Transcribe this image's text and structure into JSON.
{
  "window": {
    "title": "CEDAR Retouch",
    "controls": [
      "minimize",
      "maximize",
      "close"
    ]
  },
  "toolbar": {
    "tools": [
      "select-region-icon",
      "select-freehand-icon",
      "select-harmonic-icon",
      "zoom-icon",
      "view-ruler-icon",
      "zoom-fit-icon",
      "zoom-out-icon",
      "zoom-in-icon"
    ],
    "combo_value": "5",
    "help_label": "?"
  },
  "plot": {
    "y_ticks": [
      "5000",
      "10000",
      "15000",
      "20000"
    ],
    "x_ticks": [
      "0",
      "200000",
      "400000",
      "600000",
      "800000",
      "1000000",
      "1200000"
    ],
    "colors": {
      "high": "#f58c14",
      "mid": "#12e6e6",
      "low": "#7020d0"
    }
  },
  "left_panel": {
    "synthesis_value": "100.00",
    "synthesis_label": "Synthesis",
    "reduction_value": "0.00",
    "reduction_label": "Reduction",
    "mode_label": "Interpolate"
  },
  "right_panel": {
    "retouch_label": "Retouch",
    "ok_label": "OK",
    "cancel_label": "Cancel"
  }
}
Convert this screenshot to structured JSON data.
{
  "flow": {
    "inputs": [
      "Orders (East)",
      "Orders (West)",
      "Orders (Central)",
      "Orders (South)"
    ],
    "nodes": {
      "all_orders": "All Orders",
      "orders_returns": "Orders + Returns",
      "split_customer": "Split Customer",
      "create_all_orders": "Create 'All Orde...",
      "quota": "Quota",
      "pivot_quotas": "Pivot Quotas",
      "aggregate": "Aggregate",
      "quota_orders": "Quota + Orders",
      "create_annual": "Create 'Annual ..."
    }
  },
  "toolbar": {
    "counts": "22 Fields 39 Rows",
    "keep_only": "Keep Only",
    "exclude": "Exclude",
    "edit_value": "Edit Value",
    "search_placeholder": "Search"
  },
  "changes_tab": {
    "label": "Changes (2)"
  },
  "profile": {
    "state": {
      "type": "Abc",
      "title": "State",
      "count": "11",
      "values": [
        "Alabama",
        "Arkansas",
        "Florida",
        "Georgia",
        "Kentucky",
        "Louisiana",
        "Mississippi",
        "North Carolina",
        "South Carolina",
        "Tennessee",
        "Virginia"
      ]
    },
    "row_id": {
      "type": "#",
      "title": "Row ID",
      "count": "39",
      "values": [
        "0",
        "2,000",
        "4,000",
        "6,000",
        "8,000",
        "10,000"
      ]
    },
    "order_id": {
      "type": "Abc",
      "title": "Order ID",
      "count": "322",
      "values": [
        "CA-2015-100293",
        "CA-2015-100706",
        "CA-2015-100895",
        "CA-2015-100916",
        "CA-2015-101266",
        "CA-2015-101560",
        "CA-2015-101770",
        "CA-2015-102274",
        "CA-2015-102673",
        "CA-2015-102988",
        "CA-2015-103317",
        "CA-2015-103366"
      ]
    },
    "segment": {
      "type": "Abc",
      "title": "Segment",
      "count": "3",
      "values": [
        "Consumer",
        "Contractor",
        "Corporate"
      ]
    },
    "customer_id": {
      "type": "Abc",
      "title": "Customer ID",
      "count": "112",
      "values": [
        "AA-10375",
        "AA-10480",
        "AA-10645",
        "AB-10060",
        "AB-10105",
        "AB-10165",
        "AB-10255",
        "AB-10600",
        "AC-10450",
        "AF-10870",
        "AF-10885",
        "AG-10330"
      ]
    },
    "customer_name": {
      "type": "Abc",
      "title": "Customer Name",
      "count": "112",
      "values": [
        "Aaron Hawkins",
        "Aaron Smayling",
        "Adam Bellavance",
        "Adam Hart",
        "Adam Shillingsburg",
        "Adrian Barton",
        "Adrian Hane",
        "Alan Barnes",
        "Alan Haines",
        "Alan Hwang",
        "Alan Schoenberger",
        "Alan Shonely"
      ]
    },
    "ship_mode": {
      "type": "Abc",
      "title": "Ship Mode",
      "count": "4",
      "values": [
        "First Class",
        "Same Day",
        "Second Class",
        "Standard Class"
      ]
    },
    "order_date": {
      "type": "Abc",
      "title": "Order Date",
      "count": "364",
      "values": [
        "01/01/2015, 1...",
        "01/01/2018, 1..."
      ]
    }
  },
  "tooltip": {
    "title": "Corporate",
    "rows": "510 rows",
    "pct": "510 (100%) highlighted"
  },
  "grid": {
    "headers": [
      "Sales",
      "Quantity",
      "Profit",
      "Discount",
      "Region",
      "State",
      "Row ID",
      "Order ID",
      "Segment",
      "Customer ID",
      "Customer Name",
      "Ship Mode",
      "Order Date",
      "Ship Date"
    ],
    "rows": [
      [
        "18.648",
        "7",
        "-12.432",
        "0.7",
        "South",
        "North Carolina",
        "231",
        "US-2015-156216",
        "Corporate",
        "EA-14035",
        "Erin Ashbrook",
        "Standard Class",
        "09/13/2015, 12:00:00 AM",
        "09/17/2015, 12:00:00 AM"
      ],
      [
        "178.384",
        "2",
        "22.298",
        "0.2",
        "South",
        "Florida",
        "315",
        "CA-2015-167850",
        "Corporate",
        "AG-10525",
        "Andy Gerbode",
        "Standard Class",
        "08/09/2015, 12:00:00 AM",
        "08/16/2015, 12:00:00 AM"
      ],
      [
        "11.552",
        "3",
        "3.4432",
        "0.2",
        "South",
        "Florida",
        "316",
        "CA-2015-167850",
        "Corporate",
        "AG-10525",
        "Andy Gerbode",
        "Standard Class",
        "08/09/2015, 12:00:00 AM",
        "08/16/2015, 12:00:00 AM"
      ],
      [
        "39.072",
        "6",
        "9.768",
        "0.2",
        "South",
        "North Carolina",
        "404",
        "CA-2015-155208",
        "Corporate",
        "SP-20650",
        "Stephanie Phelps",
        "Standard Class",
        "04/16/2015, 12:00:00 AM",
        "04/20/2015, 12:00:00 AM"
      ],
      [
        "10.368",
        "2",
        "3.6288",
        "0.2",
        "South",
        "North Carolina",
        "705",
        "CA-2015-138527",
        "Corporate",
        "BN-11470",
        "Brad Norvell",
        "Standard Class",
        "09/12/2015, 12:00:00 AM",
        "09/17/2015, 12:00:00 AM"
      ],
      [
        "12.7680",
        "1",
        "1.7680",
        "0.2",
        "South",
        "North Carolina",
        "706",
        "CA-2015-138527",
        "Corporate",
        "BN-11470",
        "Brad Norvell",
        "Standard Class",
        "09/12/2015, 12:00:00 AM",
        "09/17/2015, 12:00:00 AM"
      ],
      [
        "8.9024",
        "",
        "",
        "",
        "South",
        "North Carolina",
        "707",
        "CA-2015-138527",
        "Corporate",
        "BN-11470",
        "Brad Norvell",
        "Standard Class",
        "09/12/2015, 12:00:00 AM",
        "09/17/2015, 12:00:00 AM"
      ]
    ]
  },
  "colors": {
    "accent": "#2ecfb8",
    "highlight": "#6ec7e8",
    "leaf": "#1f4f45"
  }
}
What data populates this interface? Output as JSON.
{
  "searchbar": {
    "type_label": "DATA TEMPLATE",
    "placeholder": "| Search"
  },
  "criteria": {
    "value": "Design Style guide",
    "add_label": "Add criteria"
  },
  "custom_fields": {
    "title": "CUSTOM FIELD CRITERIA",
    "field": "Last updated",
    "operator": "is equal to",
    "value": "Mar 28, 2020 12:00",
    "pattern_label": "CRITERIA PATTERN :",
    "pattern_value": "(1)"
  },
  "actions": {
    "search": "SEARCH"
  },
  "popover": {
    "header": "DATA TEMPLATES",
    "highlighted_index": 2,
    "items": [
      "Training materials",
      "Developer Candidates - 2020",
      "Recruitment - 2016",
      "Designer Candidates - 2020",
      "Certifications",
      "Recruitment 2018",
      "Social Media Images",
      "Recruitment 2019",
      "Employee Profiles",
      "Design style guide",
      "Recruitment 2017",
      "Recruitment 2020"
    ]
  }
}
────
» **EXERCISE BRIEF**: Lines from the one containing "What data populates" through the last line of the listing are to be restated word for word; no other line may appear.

» **PROBLEM SOLUTION**:
What data populates this interface? Output as JSON.
{
  "searchbar": {
    "type_label": "DATA TEMPLATE",
    "placeholder": "| Search"
  },
  "criteria": {
    "value": "Design Style guide",
    "add_label": "Add criteria"
  },
  "custom_fields": {
    "title": "CUSTOM FIELD CRITERIA",
    "field": "Last updated",
    "operator": "is equal to",
    "value": "Mar 28, 2020 12:00",
    "pattern_label": "CRITERIA PATTERN :",
    "pattern_value": "(1)"
  },
  "actions": {
    "search": "SEARCH"
  },
  "popover": {
    "header": "DATA TEMPLATES",
    "highlighted_index": 2,
    "items": [
      "Training materials",
      "Developer Candidates - 2020",
      "Recruitment - 2016",
      "Designer Candidates - 2020",
      "Certifications",
      "Recruitment 2018",
      "Social Media Images",
      "Recruitment 2019",
      "Employee Profiles",
      "Design style guide",
      "Recruitment 2017",
      "Recruitment 2020"
    ]
  }
}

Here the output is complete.